▶ PROMPT
Scan the entries for the word "Ọbốn". Every line that has it should be copied.

Records from a dataset
== == ==

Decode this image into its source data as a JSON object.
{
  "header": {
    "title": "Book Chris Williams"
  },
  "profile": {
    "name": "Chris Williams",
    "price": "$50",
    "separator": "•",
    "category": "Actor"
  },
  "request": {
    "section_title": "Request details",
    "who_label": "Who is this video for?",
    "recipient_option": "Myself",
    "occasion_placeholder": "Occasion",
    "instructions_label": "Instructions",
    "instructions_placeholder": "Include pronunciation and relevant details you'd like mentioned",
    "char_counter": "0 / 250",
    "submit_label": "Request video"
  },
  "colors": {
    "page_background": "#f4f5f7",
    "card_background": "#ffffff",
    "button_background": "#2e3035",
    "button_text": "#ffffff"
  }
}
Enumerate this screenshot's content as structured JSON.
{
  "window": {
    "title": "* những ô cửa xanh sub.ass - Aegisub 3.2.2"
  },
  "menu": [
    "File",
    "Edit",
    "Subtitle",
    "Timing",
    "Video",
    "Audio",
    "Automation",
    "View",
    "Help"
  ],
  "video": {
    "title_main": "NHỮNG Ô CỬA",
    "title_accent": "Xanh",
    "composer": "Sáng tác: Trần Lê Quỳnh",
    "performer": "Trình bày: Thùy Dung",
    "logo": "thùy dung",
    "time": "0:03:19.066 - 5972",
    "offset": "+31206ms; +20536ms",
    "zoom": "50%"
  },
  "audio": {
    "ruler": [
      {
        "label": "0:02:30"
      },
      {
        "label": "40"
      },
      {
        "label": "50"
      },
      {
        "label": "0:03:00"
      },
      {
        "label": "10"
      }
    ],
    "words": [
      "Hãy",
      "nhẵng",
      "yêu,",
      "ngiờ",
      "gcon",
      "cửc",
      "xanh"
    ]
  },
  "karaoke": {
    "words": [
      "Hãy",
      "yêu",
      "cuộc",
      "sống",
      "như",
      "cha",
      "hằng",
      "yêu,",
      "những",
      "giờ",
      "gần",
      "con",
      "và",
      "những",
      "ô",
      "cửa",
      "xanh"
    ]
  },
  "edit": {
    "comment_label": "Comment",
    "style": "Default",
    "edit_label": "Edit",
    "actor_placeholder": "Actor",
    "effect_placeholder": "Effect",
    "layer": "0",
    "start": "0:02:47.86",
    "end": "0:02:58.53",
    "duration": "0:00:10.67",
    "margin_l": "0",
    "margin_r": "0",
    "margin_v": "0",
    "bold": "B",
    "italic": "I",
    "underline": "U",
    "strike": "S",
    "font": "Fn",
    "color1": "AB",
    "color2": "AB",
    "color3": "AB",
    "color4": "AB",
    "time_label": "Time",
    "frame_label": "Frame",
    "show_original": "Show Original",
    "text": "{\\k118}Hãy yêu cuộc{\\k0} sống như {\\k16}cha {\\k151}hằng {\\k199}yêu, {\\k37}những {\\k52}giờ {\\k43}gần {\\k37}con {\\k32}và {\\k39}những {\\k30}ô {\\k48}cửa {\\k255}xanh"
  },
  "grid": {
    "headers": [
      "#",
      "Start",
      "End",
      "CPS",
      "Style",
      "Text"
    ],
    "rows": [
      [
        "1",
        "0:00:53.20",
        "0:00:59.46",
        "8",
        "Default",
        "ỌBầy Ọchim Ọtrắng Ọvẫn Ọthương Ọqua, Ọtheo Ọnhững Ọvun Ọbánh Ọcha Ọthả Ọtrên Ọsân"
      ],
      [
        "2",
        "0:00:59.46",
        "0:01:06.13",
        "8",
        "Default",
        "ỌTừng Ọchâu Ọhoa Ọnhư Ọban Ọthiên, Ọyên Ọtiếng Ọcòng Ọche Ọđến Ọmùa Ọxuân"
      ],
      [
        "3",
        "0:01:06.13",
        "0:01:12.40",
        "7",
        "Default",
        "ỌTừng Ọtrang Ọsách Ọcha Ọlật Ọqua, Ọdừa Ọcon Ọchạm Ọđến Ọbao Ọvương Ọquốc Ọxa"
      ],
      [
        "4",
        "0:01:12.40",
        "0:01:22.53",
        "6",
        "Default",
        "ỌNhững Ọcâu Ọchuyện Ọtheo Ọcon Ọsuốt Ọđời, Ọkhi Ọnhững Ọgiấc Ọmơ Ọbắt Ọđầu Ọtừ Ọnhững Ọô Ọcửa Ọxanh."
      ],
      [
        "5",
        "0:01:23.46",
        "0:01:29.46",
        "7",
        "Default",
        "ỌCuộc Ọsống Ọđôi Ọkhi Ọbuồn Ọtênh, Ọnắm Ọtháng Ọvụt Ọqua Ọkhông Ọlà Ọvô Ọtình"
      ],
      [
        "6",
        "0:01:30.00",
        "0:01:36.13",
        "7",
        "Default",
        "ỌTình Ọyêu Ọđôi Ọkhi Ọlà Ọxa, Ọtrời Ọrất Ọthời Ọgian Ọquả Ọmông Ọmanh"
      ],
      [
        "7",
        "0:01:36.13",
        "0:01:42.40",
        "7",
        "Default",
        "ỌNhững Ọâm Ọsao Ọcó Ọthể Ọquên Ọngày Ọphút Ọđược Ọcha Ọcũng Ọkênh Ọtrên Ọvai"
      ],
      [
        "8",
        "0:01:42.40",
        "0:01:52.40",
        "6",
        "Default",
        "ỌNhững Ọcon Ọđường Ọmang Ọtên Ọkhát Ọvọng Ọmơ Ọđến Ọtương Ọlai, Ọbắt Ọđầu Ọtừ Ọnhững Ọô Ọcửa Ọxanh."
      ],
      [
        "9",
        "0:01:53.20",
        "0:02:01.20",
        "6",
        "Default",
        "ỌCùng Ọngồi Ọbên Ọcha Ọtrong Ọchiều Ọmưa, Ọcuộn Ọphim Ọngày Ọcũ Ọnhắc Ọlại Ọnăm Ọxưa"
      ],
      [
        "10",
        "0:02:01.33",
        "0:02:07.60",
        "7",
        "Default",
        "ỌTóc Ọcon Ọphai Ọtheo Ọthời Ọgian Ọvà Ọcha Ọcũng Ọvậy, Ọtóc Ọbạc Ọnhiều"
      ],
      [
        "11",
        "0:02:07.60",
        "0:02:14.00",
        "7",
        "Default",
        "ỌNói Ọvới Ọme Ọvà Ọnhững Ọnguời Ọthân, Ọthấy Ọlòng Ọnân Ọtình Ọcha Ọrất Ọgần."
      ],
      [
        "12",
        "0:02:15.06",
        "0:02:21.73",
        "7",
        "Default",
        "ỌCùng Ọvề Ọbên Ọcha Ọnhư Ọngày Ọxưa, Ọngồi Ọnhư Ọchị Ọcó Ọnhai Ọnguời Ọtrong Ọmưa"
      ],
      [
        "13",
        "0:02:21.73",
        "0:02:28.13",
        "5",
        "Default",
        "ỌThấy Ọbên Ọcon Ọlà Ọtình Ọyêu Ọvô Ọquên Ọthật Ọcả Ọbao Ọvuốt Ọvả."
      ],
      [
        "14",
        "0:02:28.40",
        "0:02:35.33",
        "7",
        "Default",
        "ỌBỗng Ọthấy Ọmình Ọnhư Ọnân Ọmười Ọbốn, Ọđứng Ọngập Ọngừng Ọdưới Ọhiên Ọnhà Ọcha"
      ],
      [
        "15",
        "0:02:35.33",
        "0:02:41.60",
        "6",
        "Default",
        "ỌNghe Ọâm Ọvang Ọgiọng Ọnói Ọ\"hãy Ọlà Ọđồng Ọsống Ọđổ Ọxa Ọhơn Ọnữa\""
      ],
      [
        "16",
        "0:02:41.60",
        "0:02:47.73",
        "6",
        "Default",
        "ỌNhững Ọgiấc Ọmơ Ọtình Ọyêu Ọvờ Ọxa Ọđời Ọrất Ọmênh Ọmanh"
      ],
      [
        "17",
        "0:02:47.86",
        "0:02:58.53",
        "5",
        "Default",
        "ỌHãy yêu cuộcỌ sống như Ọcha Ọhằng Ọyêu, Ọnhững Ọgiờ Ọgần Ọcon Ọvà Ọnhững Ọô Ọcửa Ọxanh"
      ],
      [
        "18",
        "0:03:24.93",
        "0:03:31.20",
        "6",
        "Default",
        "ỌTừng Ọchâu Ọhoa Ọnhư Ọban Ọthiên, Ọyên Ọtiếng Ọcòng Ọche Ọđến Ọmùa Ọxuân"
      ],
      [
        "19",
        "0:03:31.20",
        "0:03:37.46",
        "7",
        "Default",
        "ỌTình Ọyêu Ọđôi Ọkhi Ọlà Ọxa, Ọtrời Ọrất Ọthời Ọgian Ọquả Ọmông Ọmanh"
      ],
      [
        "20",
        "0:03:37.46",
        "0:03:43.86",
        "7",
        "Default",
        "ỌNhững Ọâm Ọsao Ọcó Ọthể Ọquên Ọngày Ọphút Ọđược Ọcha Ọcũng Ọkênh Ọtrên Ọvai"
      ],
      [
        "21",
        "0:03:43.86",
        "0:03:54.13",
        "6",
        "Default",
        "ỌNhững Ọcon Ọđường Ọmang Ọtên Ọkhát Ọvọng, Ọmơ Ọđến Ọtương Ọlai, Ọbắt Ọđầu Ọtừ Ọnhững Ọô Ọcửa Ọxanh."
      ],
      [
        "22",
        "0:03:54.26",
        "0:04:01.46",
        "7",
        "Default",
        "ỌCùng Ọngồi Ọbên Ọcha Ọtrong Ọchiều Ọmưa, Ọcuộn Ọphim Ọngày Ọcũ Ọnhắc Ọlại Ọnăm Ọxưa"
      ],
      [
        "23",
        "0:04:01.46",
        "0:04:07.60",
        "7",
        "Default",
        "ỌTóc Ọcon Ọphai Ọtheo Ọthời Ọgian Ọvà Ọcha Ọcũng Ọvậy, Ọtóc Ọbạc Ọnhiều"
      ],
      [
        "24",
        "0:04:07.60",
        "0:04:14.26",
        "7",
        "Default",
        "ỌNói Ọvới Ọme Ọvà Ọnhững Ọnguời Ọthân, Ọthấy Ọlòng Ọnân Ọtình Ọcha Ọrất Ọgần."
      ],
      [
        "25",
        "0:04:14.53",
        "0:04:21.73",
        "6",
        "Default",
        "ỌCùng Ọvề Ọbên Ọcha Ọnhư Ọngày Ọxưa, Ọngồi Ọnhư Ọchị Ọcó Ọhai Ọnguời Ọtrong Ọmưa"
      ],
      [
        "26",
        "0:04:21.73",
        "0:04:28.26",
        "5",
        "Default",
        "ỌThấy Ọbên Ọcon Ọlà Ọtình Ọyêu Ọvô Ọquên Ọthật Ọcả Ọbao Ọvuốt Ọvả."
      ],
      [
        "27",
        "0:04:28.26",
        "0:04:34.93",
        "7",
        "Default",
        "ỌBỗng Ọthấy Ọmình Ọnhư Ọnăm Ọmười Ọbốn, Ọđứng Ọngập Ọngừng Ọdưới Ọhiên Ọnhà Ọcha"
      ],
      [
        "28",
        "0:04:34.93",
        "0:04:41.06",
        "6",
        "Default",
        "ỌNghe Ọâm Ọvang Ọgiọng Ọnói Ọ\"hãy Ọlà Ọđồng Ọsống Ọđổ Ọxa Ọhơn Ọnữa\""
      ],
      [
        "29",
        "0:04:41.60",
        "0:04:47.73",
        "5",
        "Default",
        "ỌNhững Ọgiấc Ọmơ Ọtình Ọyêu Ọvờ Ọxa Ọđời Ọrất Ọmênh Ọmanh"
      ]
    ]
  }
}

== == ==

▶ EXERCISE OUTPUT
        "ỌBỗng Ọthấy Ọmình Ọnhư Ọnân Ọmười Ọbốn, Ọđứng Ọngập Ọngừng Ọdưới Ọhiên Ọnhà Ọcha"
        "ỌBỗng Ọthấy Ọmình Ọnhư Ọnăm Ọmười Ọbốn, Ọđứng Ọngập Ọngừng Ọdưới Ọhiên Ọnhà Ọcha"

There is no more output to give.